A Brits resident was arrested after the Hawks descended on a cannabis shop in Brits on Saturday and found over 500 kg of cannabis, a cannabis laboratory and various paraphernalia for processing cannabis products.
Russell de Beer (48), owner of the Canapax shop in Van Velden Street, appeared in the Brits Magistrates’ court on Monday, 11 November 2019 on charges for contravening the Medicine and Related Substances Act, as well as dealing in dagga.
“The Serious Organised Crime Unit of the Directorate for Priority Crime Investigation (Hawks) and members of Forensic Science Laboratory and Local Criminal Record Centre descended on a dagga laboratory in Brits on Saturday and arrested the owner of a cannabis dispensary. The suspect, who allegedly also sells franchises for cannabis dispensaries, is a major supplier of cannabis and related products in the country,” said Hawks spokesperson, Captain Tlangelani Rikhotso.
Rikhotso said the investigation aims to clamp down on unlawful cannabis dispensaries opening up around the country that claim to operate legally in terms of the Traditional Health Practitioners Act (No. 22 of 2007).
“A search of the suspect’s store allegedly revealed over 500 kg worth of cannabis estimated to be worth approximately R3 million, hydroponic tunnels for cannabis cultivation, various apparatus for processing and oil extraction and numerous other cannabis products.”

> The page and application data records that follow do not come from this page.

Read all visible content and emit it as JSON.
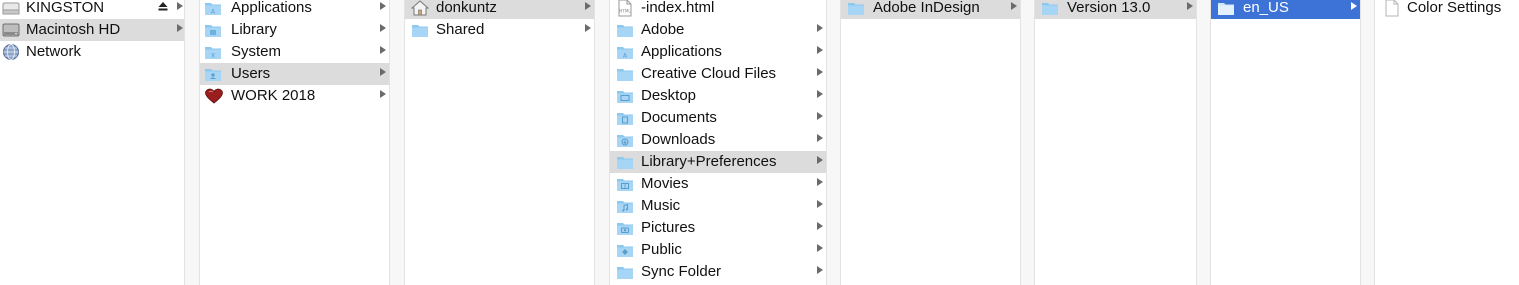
{
  "sidebar": {
    "items": [
      {
        "label": "KINGSTON",
        "icon": "drive-icon",
        "eject": "⏏"
      },
      {
        "label": "Macintosh HD",
        "icon": "hard-drive-icon"
      },
      {
        "label": "Network",
        "icon": "globe-icon"
      }
    ]
  },
  "col1": {
    "items": [
      {
        "label": "Applications",
        "icon": "applications-folder-icon"
      },
      {
        "label": "Library",
        "icon": "library-folder-icon"
      },
      {
        "label": "System",
        "icon": "system-folder-icon"
      },
      {
        "label": "Users",
        "icon": "users-folder-icon"
      },
      {
        "label": "WORK 2018",
        "icon": "heart-drive-icon"
      }
    ]
  },
  "col2": {
    "items": [
      {
        "label": "donkuntz",
        "icon": "home-icon"
      },
      {
        "label": "Shared",
        "icon": "folder-icon"
      }
    ]
  },
  "col3": {
    "items": [
      {
        "label": "-index.html",
        "icon": "html-file-icon"
      },
      {
        "label": "Adobe",
        "icon": "folder-icon"
      },
      {
        "label": "Applications",
        "icon": "applications-folder-icon"
      },
      {
        "label": "Creative Cloud Files",
        "icon": "folder-icon"
      },
      {
        "label": "Desktop",
        "icon": "desktop-folder-icon"
      },
      {
        "label": "Documents",
        "icon": "documents-folder-icon"
      },
      {
        "label": "Downloads",
        "icon": "downloads-folder-icon"
      },
      {
        "label": "Library+Preferences",
        "icon": "folder-icon"
      },
      {
        "label": "Movies",
        "icon": "movies-folder-icon"
      },
      {
        "label": "Music",
        "icon": "music-folder-icon"
      },
      {
        "label": "Pictures",
        "icon": "pictures-folder-icon"
      },
      {
        "label": "Public",
        "icon": "public-folder-icon"
      },
      {
        "label": "Sync Folder",
        "icon": "folder-icon"
      }
    ]
  },
  "col4": {
    "items": [
      {
        "label": "Adobe InDesign",
        "icon": "folder-icon"
      }
    ]
  },
  "col5": {
    "items": [
      {
        "label": "Version 13.0",
        "icon": "folder-icon"
      }
    ]
  },
  "col6": {
    "items": [
      {
        "label": "en_US",
        "icon": "folder-icon"
      }
    ]
  },
  "col7": {
    "items": [
      {
        "label": "Color Settings",
        "icon": "document-icon"
      }
    ]
  },
  "colors": {
    "selection_gray": "#dcdcdc",
    "selection_blue": "#3d73d6",
    "folder_blue": "#8ec8ef"
  }
}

Everything was seized by the Hawks.
De Beer, who claimed to be dispensing cannabis under the Traditional Health Practitioners Act, was remanded in custody and will again appear in the Brits Magistrates’ court for formal bail application on Friday, 15 November 2019.
The South African Police Service issued a stern warning last week saying that the establishment of illegal dispensaries/outlets, online sites and social media platforms that market and sell cannabis and cannabis-related products to the public remain illegal, except where specifically allowed in terms of the Medicines and Related Substances Act.
“Some of these illegal businesses, purporting to be operating legally in terms of the Traditional Health Practitioners Act (No. 22 of 2007), are also being sold to members of the public as franchises authorised to deal in cannabis and cannabis-related products. However, the Traditional Health Practitioners Act does not create a mechanism to sell cannabis and cannabis-related products that are not exempted in terms of the Medicines Act,” said police spokesperson Brigadier Vishnu Naidoo.
“The public is once again reminded of the Constitutional Court judgment on 18 September 2018. The effect of the judgment is that only an adult person (18 years and older) may use, possess or cultivate cannabis in private for his or her personal consumption in private. The use, including smoking, of cannabis in public or in the presence of children or in the presence of non-consenting adult persons is not allowed.”
He said dealing in cannabis remains a serious criminal offence in terms of the Drugs and Drug Trafficking Act.
“The South African Police Service is mandated to and will act, not only against businesses that sell cannabis illegally, but also against the customers who buy these products,” Brig Naidoo said.